Again, the Levellers’ own broad social philosophy is not one that most of us can share today. But I want to close by saying why articulating some sort of broad social philosophy - one that can make sense of liberty as a shared social value - is so important if the movement to defend liberty is to succeed. As central to the Levellers as their defence of liberty was their vision of how liberty could be best employed. They struck a chord in their own society because they were able to articulate what many people cared about, and why they cared about it: their many contemporaries who saw themselves as freeborn children of God could understand the value of religious toleration, for example, in light of their highest values.
In recent years, however, the defence of liberty has risked becoming - under pressure of circumstances - oppositional and isolated, involved in defending a bare list of rights, not a social outlook which connects with people’s wider values. The Levellers’ pluralist defence of liberty - in defence of a broad and inclusive social good as they understood it - has been replaced in our day with a neutral defence of liberty, isolating it from any wider or deeper social values. Even the list of martyrs is telling: very often today the celebrated cases of defending liberty are defending those with whom most people in society have little sympathy - the rights of people who may sympathise with terrorism but not engage in it, for example. I don’t at all mean to say that such cases are not important, or should be abandoned. But contrast such cases with the Levellers’ most frequent martyr for the cause, John Lilburne, who was himself a hero of the ideas and values that they themselves believed in, using his liberty to argue for what he and his fellows understood as the social good. To win genuine popular resonance, we need to celebrate not just the liberty to do what others don’t like, but also those who make use of their liberty to serve the welfare of others and to advance broad social ideals - to show that while we will defend the liberty of everyone, we mostvalue the liberty which is used to help others, not to harm them. Otherwise liberty risks becoming seen as a cause only of the marginal, the eccentric, the disagreeable - while whereas it is indeed their cause, it is also everyone’s cause, and in the service of everyone’s good. The moral is not to defend only the freedom of those whom we admire, but it is to link the active defence of the liberty of all with a story of why liberty is to be valued and how it features in the good life and good society.
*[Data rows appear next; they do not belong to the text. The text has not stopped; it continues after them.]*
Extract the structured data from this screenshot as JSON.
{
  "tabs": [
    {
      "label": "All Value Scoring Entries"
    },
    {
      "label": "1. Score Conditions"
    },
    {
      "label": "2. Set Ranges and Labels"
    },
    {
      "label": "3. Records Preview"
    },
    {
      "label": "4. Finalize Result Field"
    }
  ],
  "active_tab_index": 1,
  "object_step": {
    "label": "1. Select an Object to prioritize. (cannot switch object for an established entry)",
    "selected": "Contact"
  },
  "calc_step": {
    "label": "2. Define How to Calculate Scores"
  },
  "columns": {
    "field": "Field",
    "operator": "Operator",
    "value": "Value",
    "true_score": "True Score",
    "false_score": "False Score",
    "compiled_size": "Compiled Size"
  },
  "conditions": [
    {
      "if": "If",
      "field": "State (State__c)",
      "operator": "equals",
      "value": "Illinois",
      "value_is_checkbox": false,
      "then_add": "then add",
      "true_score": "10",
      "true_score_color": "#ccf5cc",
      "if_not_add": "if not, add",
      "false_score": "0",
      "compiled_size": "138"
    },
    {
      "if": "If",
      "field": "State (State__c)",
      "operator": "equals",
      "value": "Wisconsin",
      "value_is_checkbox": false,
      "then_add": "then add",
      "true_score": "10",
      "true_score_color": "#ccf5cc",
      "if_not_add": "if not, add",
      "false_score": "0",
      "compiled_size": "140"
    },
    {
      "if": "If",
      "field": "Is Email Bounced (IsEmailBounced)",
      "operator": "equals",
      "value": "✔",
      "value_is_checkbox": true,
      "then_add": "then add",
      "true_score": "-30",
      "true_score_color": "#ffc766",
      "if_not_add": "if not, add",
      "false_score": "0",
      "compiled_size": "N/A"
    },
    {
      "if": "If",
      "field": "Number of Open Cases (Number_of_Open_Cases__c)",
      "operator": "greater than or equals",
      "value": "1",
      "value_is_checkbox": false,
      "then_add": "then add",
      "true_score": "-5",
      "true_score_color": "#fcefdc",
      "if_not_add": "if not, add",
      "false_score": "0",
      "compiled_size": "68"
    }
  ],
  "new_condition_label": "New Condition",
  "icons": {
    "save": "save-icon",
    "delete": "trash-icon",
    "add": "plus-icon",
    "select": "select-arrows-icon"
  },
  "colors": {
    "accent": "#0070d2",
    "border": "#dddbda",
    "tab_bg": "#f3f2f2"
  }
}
One unsung lesson of reflecting on the Levellers is that, while liberty unused is at risk of being lost, liberty used (or seen publicly to be used) only for values which people do not respect or share is at risk of being devalued.